Interior work is progressing at a rapid pace. In some areas of the hospital, such as Women’s Health, crews have already painted the walls, installed the flooring and finished details such as the tile in the showers. As you move to the upper floors, the work is focused on wall framing, mechanical, electrical and plumbing and the intricacies of the above-ceiling mechanics for items such as patient lift systems.
We’re pleased to show you some new images of the work in progress. We’ll post more images and articles on a regular basis.
Courtesy of DPR Construction
The land for the new medical office building has been cleared and the pad is being graded to make room for the construction to begin in September.
The kitchen is taking shape as the heavy equipment arrives. The bread and pizza oven is set into place:
The kitchen hoods are set:
The large walk-in freezers are also set into place:
With the new building looking impressive and nearly complete from the outside, we often are asked what is happening on the inside.
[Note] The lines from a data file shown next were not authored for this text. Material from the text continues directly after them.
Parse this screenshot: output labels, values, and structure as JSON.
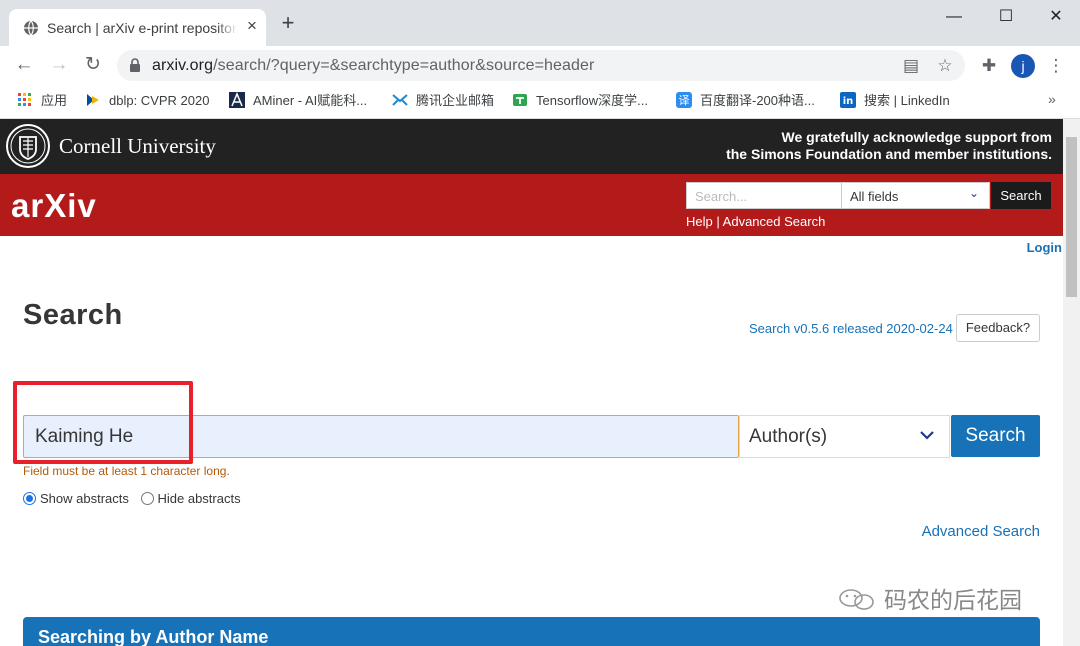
{
  "browser": {
    "tab_title": "Search | arXiv e-print repository",
    "url_host": "arxiv.org",
    "url_path": "/search/?query=&searchtype=author&source=header",
    "profile_initial": "j",
    "bookmarks": [
      {
        "label": "应用",
        "icon": "apps-grid-icon"
      },
      {
        "label": "dblp: CVPR 2020",
        "icon": "dblp-icon"
      },
      {
        "label": "AMiner - AI赋能科...",
        "icon": "aminer-icon"
      },
      {
        "label": "腾讯企业邮箱",
        "icon": "tencent-mail-icon"
      },
      {
        "label": "Tensorflow深度学...",
        "icon": "tensorflow-icon"
      },
      {
        "label": "百度翻译-200种语...",
        "icon": "baidu-translate-icon"
      },
      {
        "label": "搜索 | LinkedIn",
        "icon": "linkedin-icon"
      }
    ],
    "bookmarks_more": "»"
  },
  "header": {
    "university": "Cornell University",
    "ack_line1": "We gratefully acknowledge support from",
    "ack_line2": "the Simons Foundation and member institutions.",
    "logo": "arXiv",
    "search_placeholder": "Search...",
    "field_select": "All fields",
    "search_button": "Search",
    "help_link": "Help",
    "separator": "|",
    "advanced_link": "Advanced Search",
    "login": "Login"
  },
  "main": {
    "title": "Search",
    "version": "Search v0.5.6 released 2020-02-24",
    "feedback": "Feedback?",
    "query_value": "Kaiming He",
    "field_value": "Author(s)",
    "search_button": "Search",
    "help_text": "Field must be at least 1 character long.",
    "radio_show": "Show abstracts",
    "radio_hide": "Hide abstracts",
    "advanced_search": "Advanced Search",
    "info_title": "Searching by Author Name"
  },
  "watermark": "码农的后花园",
  "colors": {
    "arxiv_red": "#b31b1b",
    "cornell_black": "#222222",
    "link_blue": "#1772b7",
    "highlight_red": "#e8202a"
  }
}
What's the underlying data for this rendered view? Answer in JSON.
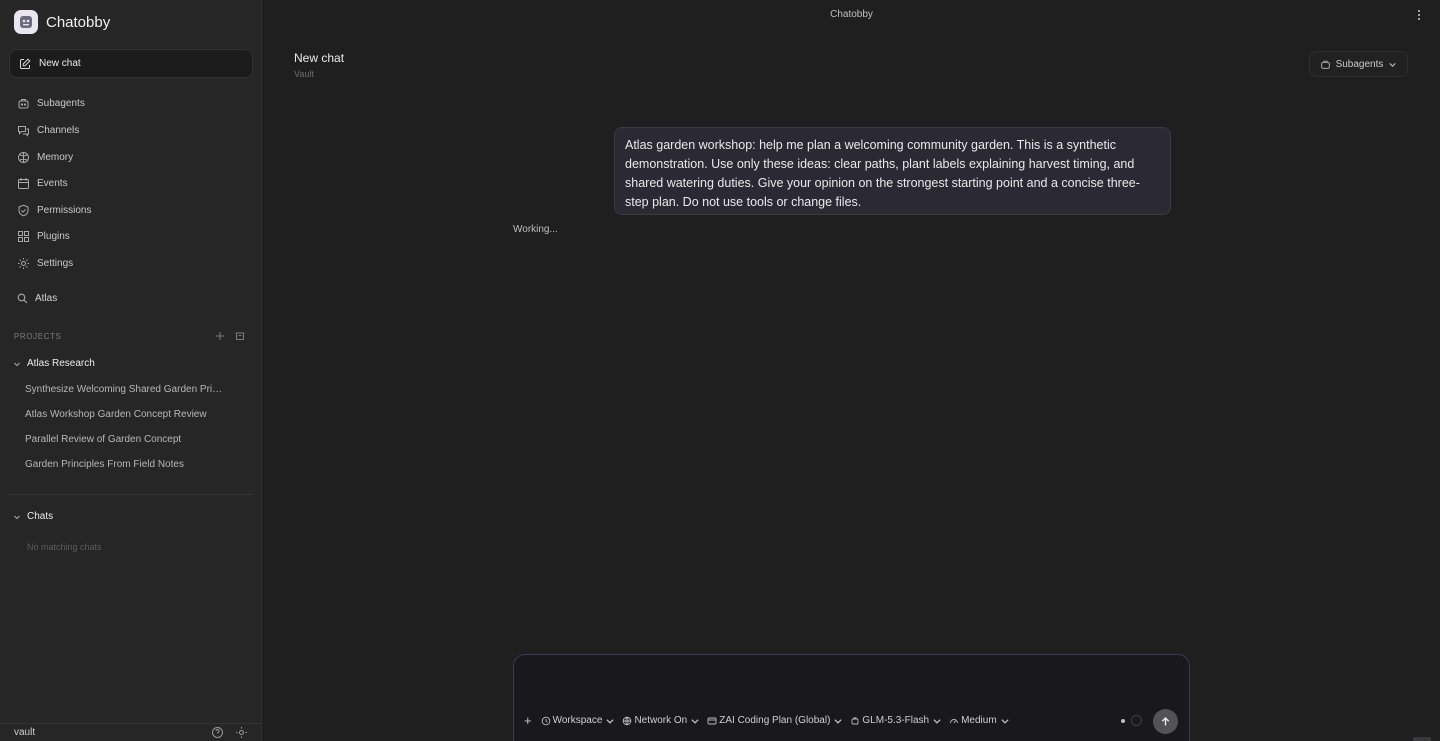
{
  "brand": {
    "name": "Chatobby"
  },
  "sidebar": {
    "new_chat_label": "New chat",
    "nav": [
      {
        "label": "Subagents",
        "icon": "subagents-icon"
      },
      {
        "label": "Channels",
        "icon": "channels-icon"
      },
      {
        "label": "Memory",
        "icon": "memory-icon"
      },
      {
        "label": "Events",
        "icon": "events-icon"
      },
      {
        "label": "Permissions",
        "icon": "shield-icon"
      },
      {
        "label": "Plugins",
        "icon": "plugins-icon"
      },
      {
        "label": "Settings",
        "icon": "gear-icon"
      }
    ],
    "search_value": "Atlas",
    "projects_label": "PROJECTS",
    "project": {
      "name": "Atlas Research",
      "chats": [
        "Synthesize Welcoming Shared Garden Principles",
        "Atlas Workshop Garden Concept Review",
        "Parallel Review of Garden Concept",
        "Garden Principles From Field Notes"
      ]
    },
    "chats_label": "Chats",
    "chats_empty": "No matching chats",
    "footer_user": "vault"
  },
  "main": {
    "window_title": "Chatobby",
    "chat_title": "New chat",
    "chat_subtitle": "Vault",
    "subagents_label": "Subagents",
    "user_message": "Atlas garden workshop: help me plan a welcoming community garden. This is a synthetic demonstration. Use only these ideas: clear paths, plant labels explaining harvest timing, and shared watering duties. Give your opinion on the strongest starting point and a concise three-step plan. Do not use tools or change files.",
    "status": "Working..."
  },
  "composer": {
    "placeholder": "",
    "workspace": "Workspace",
    "network": "Network On",
    "plan": "ZAI Coding Plan (Global)",
    "model": "GLM-5.3-Flash",
    "effort": "Medium"
  }
}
So, over the next several months, we will post new videos showing various aspects of the project: a behind-the-scenes look at building the hospital all the way to a sneak peak in surgery and the Emergency Department.
Until there, here are a few photos of the latest progress. We still have hundreds of workers on site each week day, working on every floor of the building as well as the exterior. The result? The project is 4 months ahead of schedule!
Photos courtesy of DPR Construction
Main entry lobby wall:
Duct work on rooftop of main hospital tower:
Underground utility work and wall along south side of new hospital:
Hospital construction is among the most complex and challenging type of construction today. Fortunately, one of the best tools that exists to coordinate the complex needs of many users is right at our fingertips. The Eden Medical Center hospital replacement project team uses Building Information Modeling (BIM) technology to keep the project not just ahead of schedule, but also ahead of the industry. With BIM, all of the trades (for example, plumbing, electrical, mechanical, heating and ventilation) work on the 3D modeling system in a collaborative effort to “virtually build” the project and work out any issues early, before work begins on the construction site.
Below is an image showing the actual construction, with the same area shown using BIM technology:
In addition, the team uses laser scanners to gather the precise data of construction site terrain and construction in progress. This type of laser scanning is the method that provides highly accurate location information to create equally accurate 3D models.
Below is an example of a laser scan of a completed section of plumbing and mechanical:
The team can then take the actual construction and overlay our BIM image of the same area to identify precise areas of construction. For example, the plumbing contractor can take the image and easily identify plumbing as it actually exists within the building.
This simplified explanation can hardly convey the breadth and depth of the modeling technology being used throughout the project. In the coming weeks, we’ll spend more time interviewing the construction team and sharing how this industry-changing program has benefited the aproject at Eden.